_MATERIAL PROVIDED_.
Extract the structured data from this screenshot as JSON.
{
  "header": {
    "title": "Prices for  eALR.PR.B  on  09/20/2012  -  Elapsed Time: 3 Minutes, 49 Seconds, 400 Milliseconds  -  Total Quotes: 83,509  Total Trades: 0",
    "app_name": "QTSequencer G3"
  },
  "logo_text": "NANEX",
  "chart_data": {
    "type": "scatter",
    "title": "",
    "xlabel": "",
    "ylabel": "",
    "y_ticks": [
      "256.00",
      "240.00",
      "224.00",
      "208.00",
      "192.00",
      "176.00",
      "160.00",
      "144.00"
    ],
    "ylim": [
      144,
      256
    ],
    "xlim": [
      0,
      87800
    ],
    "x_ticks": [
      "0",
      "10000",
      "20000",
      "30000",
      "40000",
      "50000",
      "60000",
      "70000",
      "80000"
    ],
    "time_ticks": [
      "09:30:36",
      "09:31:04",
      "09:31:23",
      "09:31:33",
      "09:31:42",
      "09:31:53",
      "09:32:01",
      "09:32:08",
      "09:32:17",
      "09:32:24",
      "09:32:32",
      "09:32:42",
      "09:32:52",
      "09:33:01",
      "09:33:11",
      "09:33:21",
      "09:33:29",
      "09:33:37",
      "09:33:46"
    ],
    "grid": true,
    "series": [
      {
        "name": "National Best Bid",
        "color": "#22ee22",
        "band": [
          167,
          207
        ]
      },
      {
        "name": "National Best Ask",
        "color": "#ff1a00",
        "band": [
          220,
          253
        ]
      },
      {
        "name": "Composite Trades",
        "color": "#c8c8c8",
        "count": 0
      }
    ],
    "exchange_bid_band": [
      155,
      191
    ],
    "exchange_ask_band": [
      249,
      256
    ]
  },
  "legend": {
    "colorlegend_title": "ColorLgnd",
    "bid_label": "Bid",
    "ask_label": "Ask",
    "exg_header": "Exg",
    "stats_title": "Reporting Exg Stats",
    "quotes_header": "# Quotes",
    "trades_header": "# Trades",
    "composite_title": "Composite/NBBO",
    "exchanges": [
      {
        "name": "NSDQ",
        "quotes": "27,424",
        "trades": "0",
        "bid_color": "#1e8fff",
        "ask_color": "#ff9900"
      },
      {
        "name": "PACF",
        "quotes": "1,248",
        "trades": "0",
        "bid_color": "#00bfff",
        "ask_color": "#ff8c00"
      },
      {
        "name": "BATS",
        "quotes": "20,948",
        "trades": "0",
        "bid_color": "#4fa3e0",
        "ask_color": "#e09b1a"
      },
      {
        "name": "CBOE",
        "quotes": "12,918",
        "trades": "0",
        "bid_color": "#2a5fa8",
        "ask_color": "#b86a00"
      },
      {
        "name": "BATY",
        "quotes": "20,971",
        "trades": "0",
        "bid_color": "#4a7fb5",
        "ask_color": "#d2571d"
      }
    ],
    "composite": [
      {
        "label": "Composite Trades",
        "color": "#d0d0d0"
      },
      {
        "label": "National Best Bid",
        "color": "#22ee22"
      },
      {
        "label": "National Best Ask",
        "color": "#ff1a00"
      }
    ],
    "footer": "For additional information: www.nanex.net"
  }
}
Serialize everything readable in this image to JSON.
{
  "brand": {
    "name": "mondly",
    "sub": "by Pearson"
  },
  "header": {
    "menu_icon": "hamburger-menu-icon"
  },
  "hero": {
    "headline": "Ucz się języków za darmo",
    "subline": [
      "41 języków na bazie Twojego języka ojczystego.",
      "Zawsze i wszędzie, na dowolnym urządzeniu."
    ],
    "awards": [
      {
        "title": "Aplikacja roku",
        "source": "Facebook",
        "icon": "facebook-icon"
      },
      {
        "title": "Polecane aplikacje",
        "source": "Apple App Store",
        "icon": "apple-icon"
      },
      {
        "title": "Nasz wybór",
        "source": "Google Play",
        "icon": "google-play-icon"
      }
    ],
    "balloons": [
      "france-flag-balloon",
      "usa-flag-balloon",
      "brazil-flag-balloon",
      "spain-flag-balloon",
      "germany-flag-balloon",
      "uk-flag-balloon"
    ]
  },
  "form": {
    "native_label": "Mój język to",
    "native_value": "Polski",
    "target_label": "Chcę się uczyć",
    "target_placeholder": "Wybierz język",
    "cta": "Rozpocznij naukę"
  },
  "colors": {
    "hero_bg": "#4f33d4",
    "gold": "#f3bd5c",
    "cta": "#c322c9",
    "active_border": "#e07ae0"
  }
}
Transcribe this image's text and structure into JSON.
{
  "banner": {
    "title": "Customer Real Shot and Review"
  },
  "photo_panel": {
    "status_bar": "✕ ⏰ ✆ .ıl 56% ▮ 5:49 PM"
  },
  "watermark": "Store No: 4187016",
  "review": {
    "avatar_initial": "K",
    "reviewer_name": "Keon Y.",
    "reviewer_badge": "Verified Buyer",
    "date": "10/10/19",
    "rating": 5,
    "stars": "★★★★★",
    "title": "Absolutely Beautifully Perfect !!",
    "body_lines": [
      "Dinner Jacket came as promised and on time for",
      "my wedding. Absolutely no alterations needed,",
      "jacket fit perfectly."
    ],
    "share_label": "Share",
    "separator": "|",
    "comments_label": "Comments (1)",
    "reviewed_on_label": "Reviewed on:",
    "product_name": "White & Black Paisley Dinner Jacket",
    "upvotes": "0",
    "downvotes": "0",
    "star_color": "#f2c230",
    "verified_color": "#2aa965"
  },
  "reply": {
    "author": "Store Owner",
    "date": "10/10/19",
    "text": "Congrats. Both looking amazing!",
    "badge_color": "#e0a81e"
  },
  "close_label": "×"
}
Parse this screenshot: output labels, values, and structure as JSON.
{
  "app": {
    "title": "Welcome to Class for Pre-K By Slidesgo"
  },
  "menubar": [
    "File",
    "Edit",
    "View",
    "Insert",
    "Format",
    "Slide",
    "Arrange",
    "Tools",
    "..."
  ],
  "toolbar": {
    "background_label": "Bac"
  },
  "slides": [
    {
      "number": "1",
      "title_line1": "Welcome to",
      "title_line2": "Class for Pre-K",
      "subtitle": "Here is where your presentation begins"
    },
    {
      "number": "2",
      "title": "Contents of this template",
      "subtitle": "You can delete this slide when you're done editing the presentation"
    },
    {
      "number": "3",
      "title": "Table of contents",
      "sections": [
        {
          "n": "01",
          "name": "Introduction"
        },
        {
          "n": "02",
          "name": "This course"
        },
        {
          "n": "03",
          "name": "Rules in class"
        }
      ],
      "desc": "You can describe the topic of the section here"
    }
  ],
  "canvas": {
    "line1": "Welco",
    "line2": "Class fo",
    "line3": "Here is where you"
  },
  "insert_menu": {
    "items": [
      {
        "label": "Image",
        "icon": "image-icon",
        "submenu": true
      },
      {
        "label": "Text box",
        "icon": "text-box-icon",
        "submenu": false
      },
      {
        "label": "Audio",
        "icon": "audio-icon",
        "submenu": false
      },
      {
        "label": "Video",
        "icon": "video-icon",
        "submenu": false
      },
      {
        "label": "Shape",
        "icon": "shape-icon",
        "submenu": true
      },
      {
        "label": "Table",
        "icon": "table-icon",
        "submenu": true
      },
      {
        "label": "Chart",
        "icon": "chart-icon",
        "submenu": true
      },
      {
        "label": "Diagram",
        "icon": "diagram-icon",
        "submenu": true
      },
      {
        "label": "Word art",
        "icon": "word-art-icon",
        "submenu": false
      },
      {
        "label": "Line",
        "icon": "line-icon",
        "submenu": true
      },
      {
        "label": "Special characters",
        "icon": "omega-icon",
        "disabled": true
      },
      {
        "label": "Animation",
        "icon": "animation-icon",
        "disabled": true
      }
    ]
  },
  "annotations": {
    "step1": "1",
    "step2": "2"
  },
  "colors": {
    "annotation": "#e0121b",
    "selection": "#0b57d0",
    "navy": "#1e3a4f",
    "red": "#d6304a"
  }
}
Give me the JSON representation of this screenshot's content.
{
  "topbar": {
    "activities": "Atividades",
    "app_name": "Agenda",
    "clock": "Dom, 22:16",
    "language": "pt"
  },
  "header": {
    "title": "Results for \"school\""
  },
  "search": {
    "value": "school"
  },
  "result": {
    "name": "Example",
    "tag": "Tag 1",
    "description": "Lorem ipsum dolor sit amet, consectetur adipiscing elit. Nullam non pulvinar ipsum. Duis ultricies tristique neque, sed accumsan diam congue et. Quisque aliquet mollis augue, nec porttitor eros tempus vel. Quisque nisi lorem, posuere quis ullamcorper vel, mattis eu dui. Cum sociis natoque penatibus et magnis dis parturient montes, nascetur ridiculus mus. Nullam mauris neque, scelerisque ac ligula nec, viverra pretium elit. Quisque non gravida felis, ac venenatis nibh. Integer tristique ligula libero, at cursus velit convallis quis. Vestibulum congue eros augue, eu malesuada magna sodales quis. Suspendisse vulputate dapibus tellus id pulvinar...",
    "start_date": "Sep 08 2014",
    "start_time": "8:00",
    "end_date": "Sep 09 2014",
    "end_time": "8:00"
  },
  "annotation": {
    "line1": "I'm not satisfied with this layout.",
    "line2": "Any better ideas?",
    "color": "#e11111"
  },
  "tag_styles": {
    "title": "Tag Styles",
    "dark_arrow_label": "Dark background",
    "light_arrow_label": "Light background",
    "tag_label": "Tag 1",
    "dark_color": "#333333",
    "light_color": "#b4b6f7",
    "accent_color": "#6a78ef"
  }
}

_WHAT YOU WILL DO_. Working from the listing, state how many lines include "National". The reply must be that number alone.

_FINAL ANSWER_. 4